Movies, Science, Now + Beyond

This is what happens to your body when you watch scary movies

Turns out there are benefits to being scared of of your wits.

Heart pounding. Fixed gaze. Tense body. A smile on my face.

This is my state any time I watch a good scary movie. I think they’re an excellent choice for group activities and I’m notorious for forcing friends to join in for two hours of mindless roasting and jump scares.

Though, it turns out that watching horror movies isn’t that much of a waste of time. In fact, along with staving off sleep and instigating a temporary fear of murderers and demons lurking around every dark corner, scary movies actually have health benefits to them.

1. Calorie Burn

A blonde woman in a black dress runs crying through a panicked crowd.
[Image description: A blonde woman in a black dress runs crying through a panicked crowd.] Via GIPHY
For starters, a 2012 study conducted at the University of Westminster found that a 90-minute adrenaline-pumping flick can burn over 100 calories. The Shining was in first place with the average viewer burning 184 calories per viewing. Jaws came in second at 161 calories and The Exorcist landed in at third place with 158 calories burned. 

Dr. Richard Mackenzie, senior lecturer and specialist in cell metabolism and physiology at the University of Westminster, credited this burn to the adrenaline rush.

“As the pulse quickens and blood pumps around the body faster, the body experiences a surge in adrenaline. It is this release of fast acting adrenaline, produced during short bursts of intense stress which is known to lower the appetite, increase the Basal Metabolic Rate and ultimately burn a higher level of calories,”.

We all know what this means… more nachos, please!

2. “Good stress”

A curly, dark-haired woman in a white shirt says "Got me all stressed out", as she backs away.
[Image description: A curly, dark-haired woman in a white shirt says “Got me all stressed out”, as she backs away.] Via GIPHY
Surprisingly, not all stress is bad.

A study at the University of California, Berkeley, found that acute stress is great for improving cognitive and behavioral performance. Through animal testing, researchers found that such stress actually plays a hand in preparing for future stress too. A kind of exposure therapy so your body becomes more alert and you’ll respond quickly to such stresses down the line.

“In the natural environment, where acute stress happens on a regular basis, it will keep the animal more alert, more attuned to the environment and to what actually is a threat or not a threat,” said Daniela Kaufer, associate professor of integrative biology at UC Berkeley.
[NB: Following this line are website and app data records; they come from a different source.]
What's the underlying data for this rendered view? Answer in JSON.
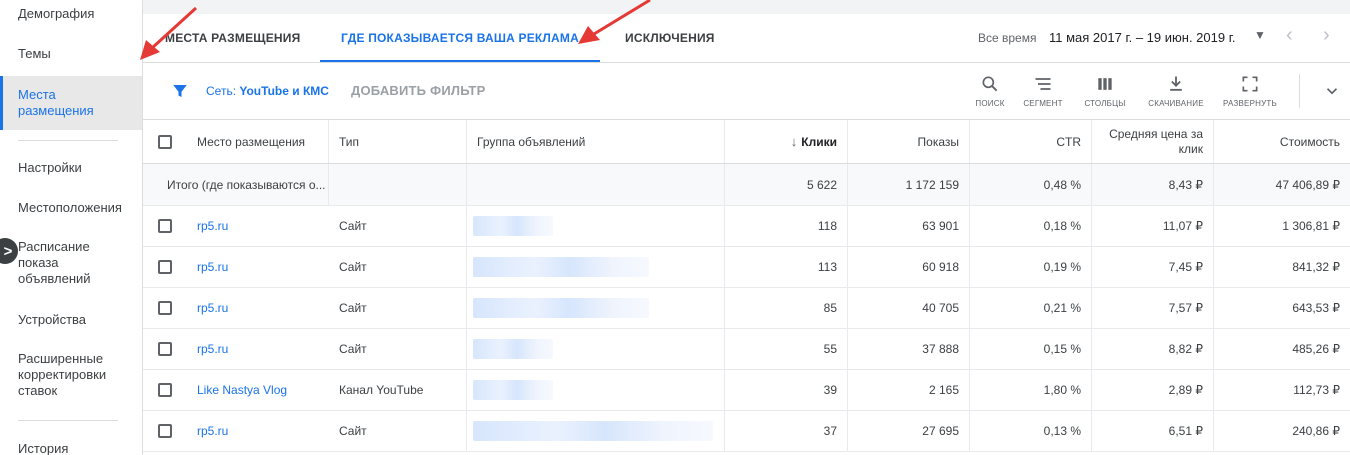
{
  "sidebar": {
    "items": [
      {
        "label": "Демография"
      },
      {
        "label": "Темы"
      },
      {
        "label": "Места размещения"
      },
      {
        "label": "Настройки"
      },
      {
        "label": "Местоположения"
      },
      {
        "label": "Расписание показа объявлений"
      },
      {
        "label": "Устройства"
      },
      {
        "label": "Расширенные корректировки ставок"
      },
      {
        "label": "История"
      }
    ],
    "collapse_glyph": ">"
  },
  "tabs": [
    {
      "label": "МЕСТА РАЗМЕЩЕНИЯ"
    },
    {
      "label": "ГДЕ ПОКАЗЫВАЕТСЯ ВАША РЕКЛАМА"
    },
    {
      "label": "ИСКЛЮЧЕНИЯ"
    }
  ],
  "date_range": {
    "label": "Все время",
    "value": "11 мая 2017 г. – 19 июн. 2019 г.",
    "caret": "▼",
    "prev": "‹",
    "next": "›"
  },
  "toolbar": {
    "filter_network_label": "Сеть: ",
    "filter_network_value": "YouTube и КМС",
    "add_filter": "ДОБАВИТЬ ФИЛЬТР",
    "tools": [
      {
        "label": "ПОИСК",
        "icon": "search-icon"
      },
      {
        "label": "СЕГМЕНТ",
        "icon": "segment-icon"
      },
      {
        "label": "СТОЛБЦЫ",
        "icon": "columns-icon"
      },
      {
        "label": "СКАЧИВАНИЕ",
        "icon": "download-icon"
      },
      {
        "label": "РАЗВЕРНУТЬ",
        "icon": "fullscreen-icon"
      }
    ]
  },
  "table": {
    "headers": {
      "placement": "Место размещения",
      "type": "Тип",
      "ad_group": "Группа объявлений",
      "clicks": "Клики",
      "impressions": "Показы",
      "ctr": "CTR",
      "avg_cpc": "Средняя цена за клик",
      "cost": "Стоимость",
      "sort_glyph": "↓"
    },
    "total": {
      "label": "Итого (где показываются о...",
      "clicks": "5 622",
      "impressions": "1 172 159",
      "ctr": "0,48 %",
      "avg_cpc": "8,43 ₽",
      "cost": "47 406,89 ₽"
    },
    "rows": [
      {
        "placement": "rp5.ru",
        "type": "Сайт",
        "clicks": "118",
        "impressions": "63 901",
        "ctr": "0,18 %",
        "avg_cpc": "11,07 ₽",
        "cost": "1 306,81 ₽"
      },
      {
        "placement": "rp5.ru",
        "type": "Сайт",
        "clicks": "113",
        "impressions": "60 918",
        "ctr": "0,19 %",
        "avg_cpc": "7,45 ₽",
        "cost": "841,32 ₽"
      },
      {
        "placement": "rp5.ru",
        "type": "Сайт",
        "clicks": "85",
        "impressions": "40 705",
        "ctr": "0,21 %",
        "avg_cpc": "7,57 ₽",
        "cost": "643,53 ₽"
      },
      {
        "placement": "rp5.ru",
        "type": "Сайт",
        "clicks": "55",
        "impressions": "37 888",
        "ctr": "0,15 %",
        "avg_cpc": "8,82 ₽",
        "cost": "485,26 ₽"
      },
      {
        "placement": "Like Nastya Vlog",
        "type": "Канал YouTube",
        "clicks": "39",
        "impressions": "2 165",
        "ctr": "1,80 %",
        "avg_cpc": "2,89 ₽",
        "cost": "112,73 ₽"
      },
      {
        "placement": "rp5.ru",
        "type": "Сайт",
        "clicks": "37",
        "impressions": "27 695",
        "ctr": "0,13 %",
        "avg_cpc": "6,51 ₽",
        "cost": "240,86 ₽"
      }
    ]
  },
  "colors": {
    "accent": "#1a73e8",
    "annotation_arrow": "#e53935"
  }
}
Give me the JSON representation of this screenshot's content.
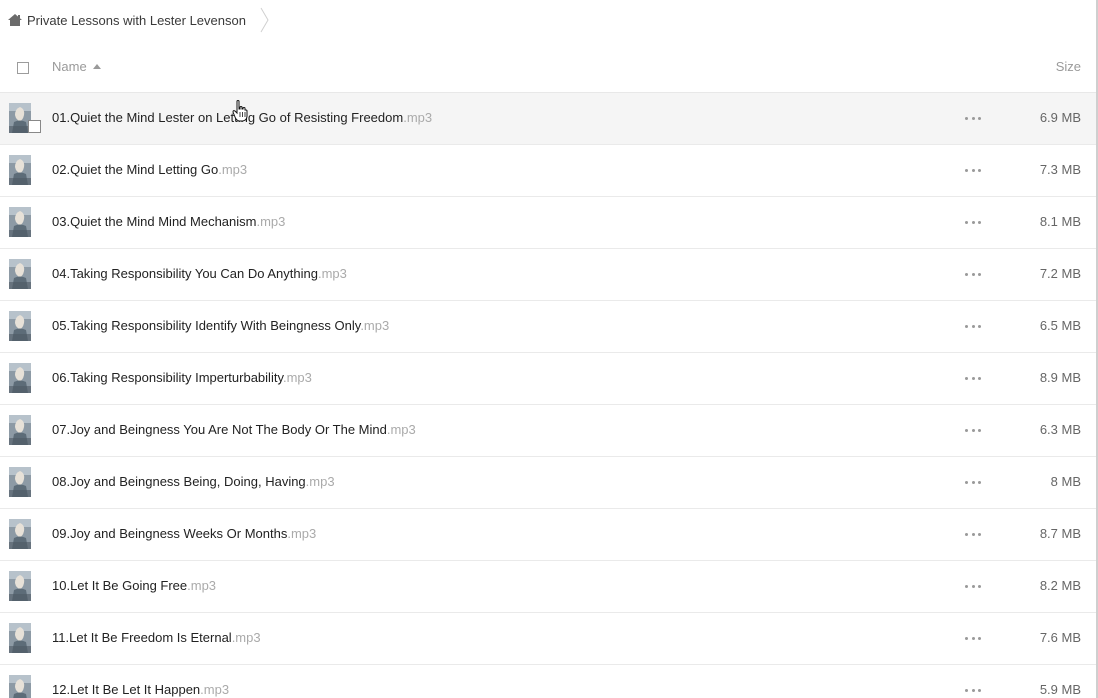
{
  "breadcrumb": {
    "label": "Private Lessons with Lester Levenson"
  },
  "header": {
    "name": "Name",
    "size": "Size"
  },
  "files": [
    {
      "name": "01.Quiet the Mind Lester on Letting Go of Resisting Freedom",
      "ext": ".mp3",
      "size": "6.9 MB"
    },
    {
      "name": "02.Quiet the Mind Letting Go",
      "ext": ".mp3",
      "size": "7.3 MB"
    },
    {
      "name": "03.Quiet the Mind Mind Mechanism",
      "ext": ".mp3",
      "size": "8.1 MB"
    },
    {
      "name": "04.Taking Responsibility You Can Do Anything",
      "ext": ".mp3",
      "size": "7.2 MB"
    },
    {
      "name": "05.Taking Responsibility Identify With Beingness Only",
      "ext": ".mp3",
      "size": "6.5 MB"
    },
    {
      "name": "06.Taking Responsibility Imperturbability",
      "ext": ".mp3",
      "size": "8.9 MB"
    },
    {
      "name": "07.Joy and Beingness You Are Not The Body Or The Mind",
      "ext": ".mp3",
      "size": "6.3 MB"
    },
    {
      "name": "08.Joy and Beingness Being, Doing, Having",
      "ext": ".mp3",
      "size": "8 MB"
    },
    {
      "name": "09.Joy and Beingness Weeks Or Months",
      "ext": ".mp3",
      "size": "8.7 MB"
    },
    {
      "name": "10.Let It Be Going Free",
      "ext": ".mp3",
      "size": "8.2 MB"
    },
    {
      "name": "11.Let It Be Freedom Is Eternal",
      "ext": ".mp3",
      "size": "7.6 MB"
    },
    {
      "name": "12.Let It Be Let It Happen",
      "ext": ".mp3",
      "size": "5.9 MB"
    }
  ],
  "colors": {
    "hover_row": "#f5f5f5",
    "ext_text": "#aaaaaa",
    "header_text": "#9a9a9a"
  }
}
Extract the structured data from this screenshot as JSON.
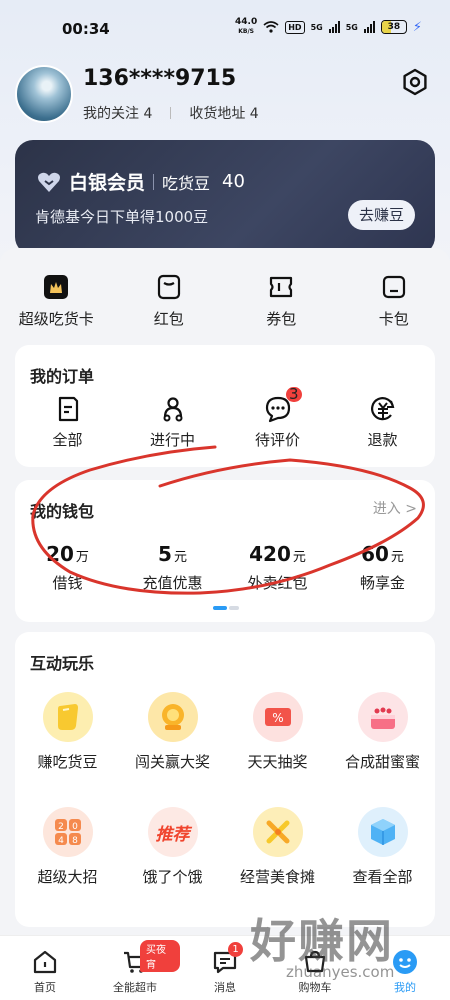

3. Bones up the immune system

A yellow sponge character sits in front of a TV, smiling and munching on popcorn.
[Image description: A yellow sponge character sits in front of a TV, smiling and munching on popcorn.] Via GIPHY
Published in The International Journal on the Biology of Stress, a study found a temporary increase in the production of white blood cells which usually happens in response to battle infection. 

This kind of response has been developed over years of evolution, to promote survival, and watching a scary movie flicks on a person’s fight-or-flight response, said Natalie Riddell, an immunologist at University College London. According to her, this response leads to adrenaline which in turn mobilizes the immune system.

Best to fill up your Netflix list with scary movies instead of FRIENDS the next time you fall ill. Or perhaps by employing a steady diet of scary movies under preventive care, we can avoid the flu altogether.

4. Staves off anxiety 

A dark-haired girl in glasses and a black tank grabs a can of chips, pulls one in her hand and leans into a red beanbag in preparation for a story.
[Image description: A dark-haired girl in glasses and a black tank grabs a can of chips, pulls one in her hand and leans into a red beanbag in preparation for a story.] Via GIPHY
There are plenty of ways to cope with anxiety, and apparently, horror is one of them. Theoretically, a horror movie provides a different kind of anxiety, one that stands apart from you and thus, distracts you.

Patricia Grisafi, a freelance writer, published an essay on the topic in Luna Luna Magazine about her own experience of coping through horror films.

“This disconnect makes perfect sense. After all, coping with real-world situations is sometimes intolerable for people with sensitive nervous systems. Dulling our senses with inexplicable horror and violence just might help a disordered nervous system become more amenable to the everyday crises of life,” she wrote. 

The bottom line is that it’s gratifying, but only when emotions can be managed warns Dr. Mathia Clasen who’s been studying the psychological effects of scary movies for near two decades.

“There’s psychological distance when we watch a horror film. We know it’s not real—or at least, some parts of our brain know it isn’t real. Other parts—ancient structures located in the limbic system—respond as though it were real,” he said.

These are all excellent reasons to plan a horror marathon. However, if you’re someone who detests scary movies, the aforementioned health benefits won’t apply to you. The chronic stress would outweigh the benefits. 

But hey, the next time someone scoffs at your pick of a horror title, hit them with these facts.